printed on the bare uncarpeted floor tracks of
a woman's feet, and of none other. There was
no explaining away these marks and signs of
guilt. Who would believe me, a half-mad
lonely stranger with such a family history as
mine, and, according to popular belief, at any
moment liable to make a murderous attack
against any one offending? Had not this
unhappy youth notoriously offended, and had I
not, only that very evening, openly defied and
threatened him? Escape was impossible. To
all the evidence heaped up against me with such
art and cunning, I had but an unsupported
assertion, which would be set down as maniacal
raving, and only deepen the case against me.

All day I lay there; all that weary sobbing
winter's day; and when the night came they
fastened me with cords, and left me once more
alone. I was so well securedbound hand and
foot, and triply boundthat it was not thought
needful to watch me; and they were all too
much excited and overwrought to wish to remain
through the night with a lunatic murderer, as I
was called. So they went, and Mr. Brand locked
the door, saying, as he turned away, "We must
have no more such dangerous fits of madness,
Miss Erfurt!" with a sneer on the word.

I was too hopeless and desolate to think of
any plan of escape, feasible or not. The reaction
had set in, and I was content to lie there in
quiet, and to feel that I had done with life for
ever. It had not offered me so many joys that
I should grieve to leave it, and for the shame
who cares for shame in the grave? No; I was
content to have done with all that had weighed
upon me so long and heavily. I had no one to
mourn for me, no one to love me, with a broken
heart and a sorrowed faith: I was alonealone
and might well die out at once, and sleep
tranquilly in my murdered grave. And I was
not unhappy, thinking all these things. Perhaps
my brain was slightly paralysed, so that I could
not suffer.
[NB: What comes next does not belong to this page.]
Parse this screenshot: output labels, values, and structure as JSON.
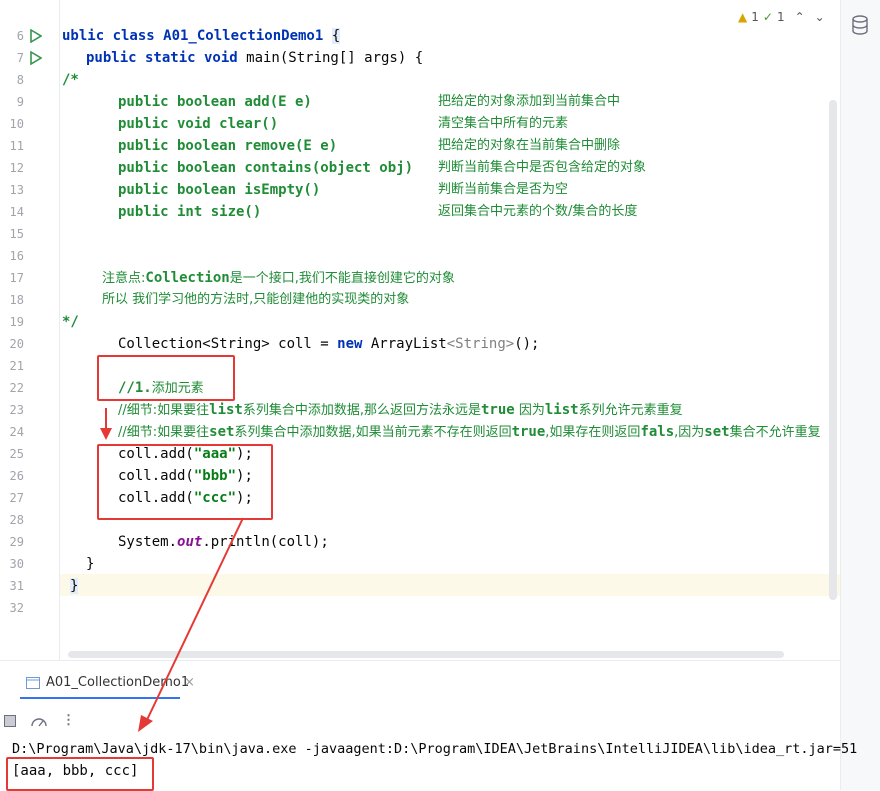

However it might be, it was a
merciful moment of calm.

It was nearly three o'clock, when I heard a
light hand upon the door. The key was turned
softly in the lock, and, pale and terrible, like an
avenging ghost, the poor bereaved mother glided
into my room. She came up to my bed, and silently
unfastened the cords. She said no comforting
word, she gave me no kind look, no pitying
human touch, but in a strange, weak, wan way,
she unbound me limb by limb, until I was free.

"Go," she then said, below her breath, still
not looking at me. "I do not love you, and he
did not; but I know that you are innocent, and
I do not want your blood on my head. My
turn is to come next, but I do not mind, now
he has gone. Go at once; that sleep will not
last long. I made it come for you."
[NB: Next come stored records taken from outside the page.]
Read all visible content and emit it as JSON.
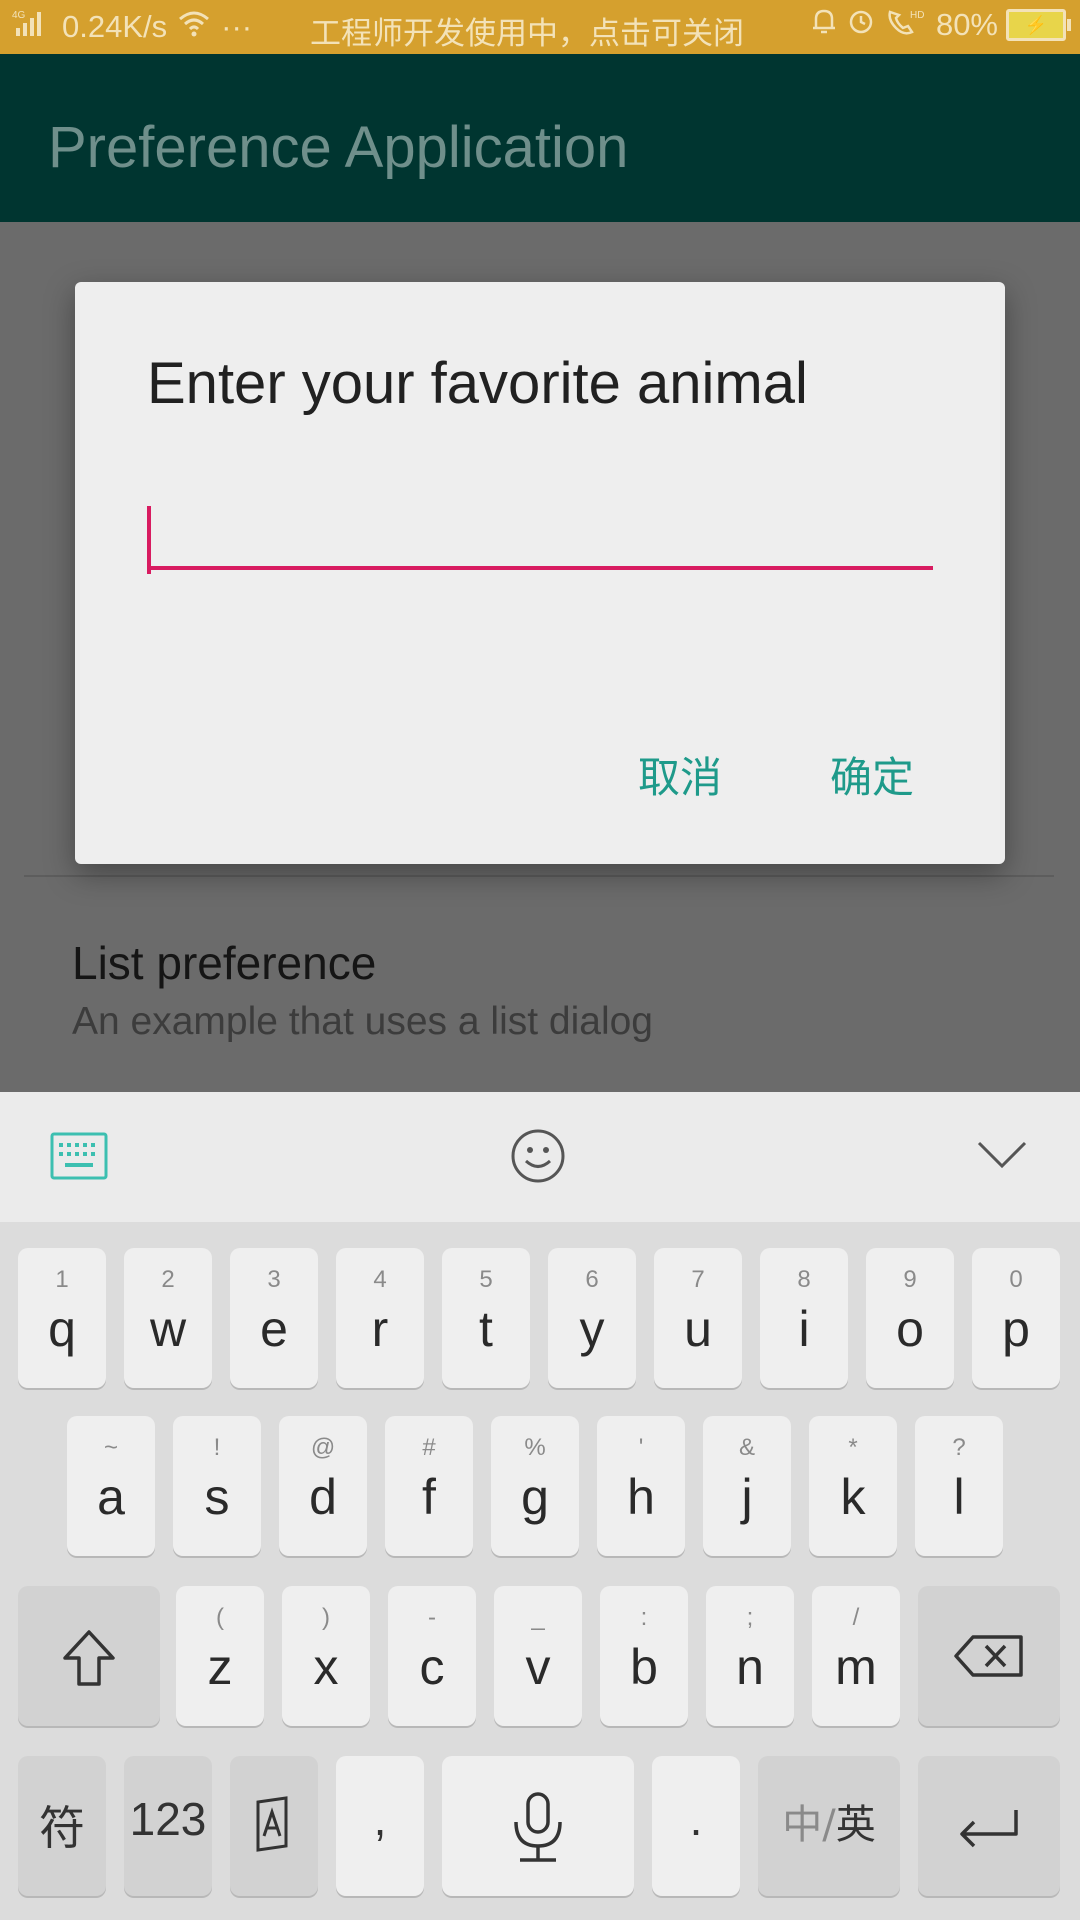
{
  "status_bar": {
    "network": "4G",
    "speed": "0.24K/s",
    "dots": "···",
    "notice": "工程师开发使用中，点击可关闭",
    "battery": "80%"
  },
  "app_bar": {
    "title": "Preference Application"
  },
  "background_list": {
    "item_title": "List preference",
    "item_summary": "An example that uses a list dialog"
  },
  "dialog": {
    "title": "Enter your favorite animal",
    "input_value": "",
    "cancel_label": "取消",
    "ok_label": "确定"
  },
  "keyboard": {
    "row1": [
      {
        "main": "q",
        "sub": "1"
      },
      {
        "main": "w",
        "sub": "2"
      },
      {
        "main": "e",
        "sub": "3"
      },
      {
        "main": "r",
        "sub": "4"
      },
      {
        "main": "t",
        "sub": "5"
      },
      {
        "main": "y",
        "sub": "6"
      },
      {
        "main": "u",
        "sub": "7"
      },
      {
        "main": "i",
        "sub": "8"
      },
      {
        "main": "o",
        "sub": "9"
      },
      {
        "main": "p",
        "sub": "0"
      }
    ],
    "row2": [
      {
        "main": "a",
        "sub": "~"
      },
      {
        "main": "s",
        "sub": "!"
      },
      {
        "main": "d",
        "sub": "@"
      },
      {
        "main": "f",
        "sub": "#"
      },
      {
        "main": "g",
        "sub": "%"
      },
      {
        "main": "h",
        "sub": "'"
      },
      {
        "main": "j",
        "sub": "&"
      },
      {
        "main": "k",
        "sub": "*"
      },
      {
        "main": "l",
        "sub": "?"
      }
    ],
    "row3": [
      {
        "main": "z",
        "sub": "("
      },
      {
        "main": "x",
        "sub": ")"
      },
      {
        "main": "c",
        "sub": "-"
      },
      {
        "main": "v",
        "sub": "_"
      },
      {
        "main": "b",
        "sub": ":"
      },
      {
        "main": "n",
        "sub": ";"
      },
      {
        "main": "m",
        "sub": "/"
      }
    ],
    "symbols_label": "符",
    "numbers_label": "123",
    "comma_label": ",",
    "period_label": ".",
    "lang_label_prefix": "中/",
    "lang_label_active": "英"
  },
  "colors": {
    "accent_teal": "#1e9a8a",
    "input_underline": "#d81b60",
    "app_bar": "#003530",
    "status_bar": "#d5a02e"
  }
}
Without another word she turned from the
room, leaving the door open. I got up as she
bade me. Without energy, without hope, I
quietly dressed myself, and left the house, going
forth into the darkness and desolation, more
because I had been bidden to do so, than to escape
a greater peril. I wandered through the by-
roads aimlessly, nervelessly; not shaping my
course for any goal, but simply going forwards,
to wherever chance might lead me. A poor
woman gave me some milk, and I slept, I
believe, once beneath a haystack. I remember
lying down there, and finding myself again after
many hours. In timeI cannot tell you how
or when, nor how long I had been out in the
fields, but it was evening, and the lamps were
lightedI was in London, reading a description
of myself posted up against the walls. I saw
myself described as a murderess and a maniac,
and a reward offered for my apprehension; my
dress, my manners, appearance, gait, voice, all
were so minutely noted, as to render safety
impossible. Seized with terror I fled: I fled like
a wild being hunted and pursued, and I have
never rested since.
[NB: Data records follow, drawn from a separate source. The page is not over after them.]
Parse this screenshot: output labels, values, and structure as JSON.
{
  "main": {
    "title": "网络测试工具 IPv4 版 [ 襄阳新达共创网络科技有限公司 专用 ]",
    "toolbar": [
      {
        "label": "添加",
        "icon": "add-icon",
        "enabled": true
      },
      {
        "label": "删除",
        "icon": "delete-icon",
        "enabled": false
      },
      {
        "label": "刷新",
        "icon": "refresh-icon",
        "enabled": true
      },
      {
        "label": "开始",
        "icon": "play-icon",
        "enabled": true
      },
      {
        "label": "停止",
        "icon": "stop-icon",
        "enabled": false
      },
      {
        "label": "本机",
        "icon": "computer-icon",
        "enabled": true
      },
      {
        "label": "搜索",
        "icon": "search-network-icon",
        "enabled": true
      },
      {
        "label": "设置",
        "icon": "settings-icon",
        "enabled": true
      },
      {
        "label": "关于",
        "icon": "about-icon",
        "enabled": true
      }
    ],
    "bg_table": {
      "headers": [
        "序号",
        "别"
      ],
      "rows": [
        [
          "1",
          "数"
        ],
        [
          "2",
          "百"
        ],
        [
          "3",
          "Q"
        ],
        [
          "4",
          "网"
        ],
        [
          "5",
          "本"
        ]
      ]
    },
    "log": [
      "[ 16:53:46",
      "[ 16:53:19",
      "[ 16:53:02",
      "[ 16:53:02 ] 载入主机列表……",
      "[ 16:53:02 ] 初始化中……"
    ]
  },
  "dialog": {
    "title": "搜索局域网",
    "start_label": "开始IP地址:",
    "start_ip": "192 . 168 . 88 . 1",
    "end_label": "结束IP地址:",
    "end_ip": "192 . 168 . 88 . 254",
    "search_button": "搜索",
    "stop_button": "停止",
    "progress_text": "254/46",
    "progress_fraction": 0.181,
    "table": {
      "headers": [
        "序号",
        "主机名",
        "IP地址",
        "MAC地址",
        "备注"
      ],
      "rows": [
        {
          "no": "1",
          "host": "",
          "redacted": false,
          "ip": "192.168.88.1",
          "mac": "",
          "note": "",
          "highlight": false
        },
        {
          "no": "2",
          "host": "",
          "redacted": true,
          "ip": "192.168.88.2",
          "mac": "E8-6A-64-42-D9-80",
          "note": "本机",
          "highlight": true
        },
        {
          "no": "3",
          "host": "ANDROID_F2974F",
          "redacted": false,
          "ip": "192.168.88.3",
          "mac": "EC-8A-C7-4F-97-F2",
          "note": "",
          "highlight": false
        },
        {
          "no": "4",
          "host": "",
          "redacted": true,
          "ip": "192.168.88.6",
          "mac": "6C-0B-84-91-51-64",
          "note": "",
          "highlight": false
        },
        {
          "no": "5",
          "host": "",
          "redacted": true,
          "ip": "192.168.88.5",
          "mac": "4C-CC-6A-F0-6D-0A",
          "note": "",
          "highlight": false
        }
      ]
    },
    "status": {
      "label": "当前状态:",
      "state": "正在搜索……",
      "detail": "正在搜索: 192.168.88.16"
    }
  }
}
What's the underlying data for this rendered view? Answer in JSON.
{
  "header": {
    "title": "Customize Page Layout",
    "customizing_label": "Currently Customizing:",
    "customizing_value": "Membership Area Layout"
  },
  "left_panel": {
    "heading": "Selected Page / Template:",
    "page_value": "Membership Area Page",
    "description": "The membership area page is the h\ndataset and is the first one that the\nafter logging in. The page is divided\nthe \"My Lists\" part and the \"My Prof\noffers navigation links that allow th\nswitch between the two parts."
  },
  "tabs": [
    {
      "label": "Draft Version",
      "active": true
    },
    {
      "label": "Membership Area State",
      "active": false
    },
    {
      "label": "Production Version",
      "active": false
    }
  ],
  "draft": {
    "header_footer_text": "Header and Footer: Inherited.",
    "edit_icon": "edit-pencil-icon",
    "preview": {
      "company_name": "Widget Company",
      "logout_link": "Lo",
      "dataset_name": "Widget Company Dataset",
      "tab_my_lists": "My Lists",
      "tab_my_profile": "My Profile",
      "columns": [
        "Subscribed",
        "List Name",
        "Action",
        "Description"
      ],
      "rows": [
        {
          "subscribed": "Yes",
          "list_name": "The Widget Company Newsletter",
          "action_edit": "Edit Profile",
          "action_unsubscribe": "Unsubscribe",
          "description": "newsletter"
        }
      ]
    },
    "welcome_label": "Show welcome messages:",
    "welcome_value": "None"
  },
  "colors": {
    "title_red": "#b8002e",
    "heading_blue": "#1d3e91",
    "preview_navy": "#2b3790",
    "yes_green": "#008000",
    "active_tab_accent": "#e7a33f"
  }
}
               Now ready, price Fourpence,
              A MESSAGE FROM THE SEA.
                         FORMING THE
               EXTRA  DOUBLE  NUMBER
                       FOR CHRISTMAS.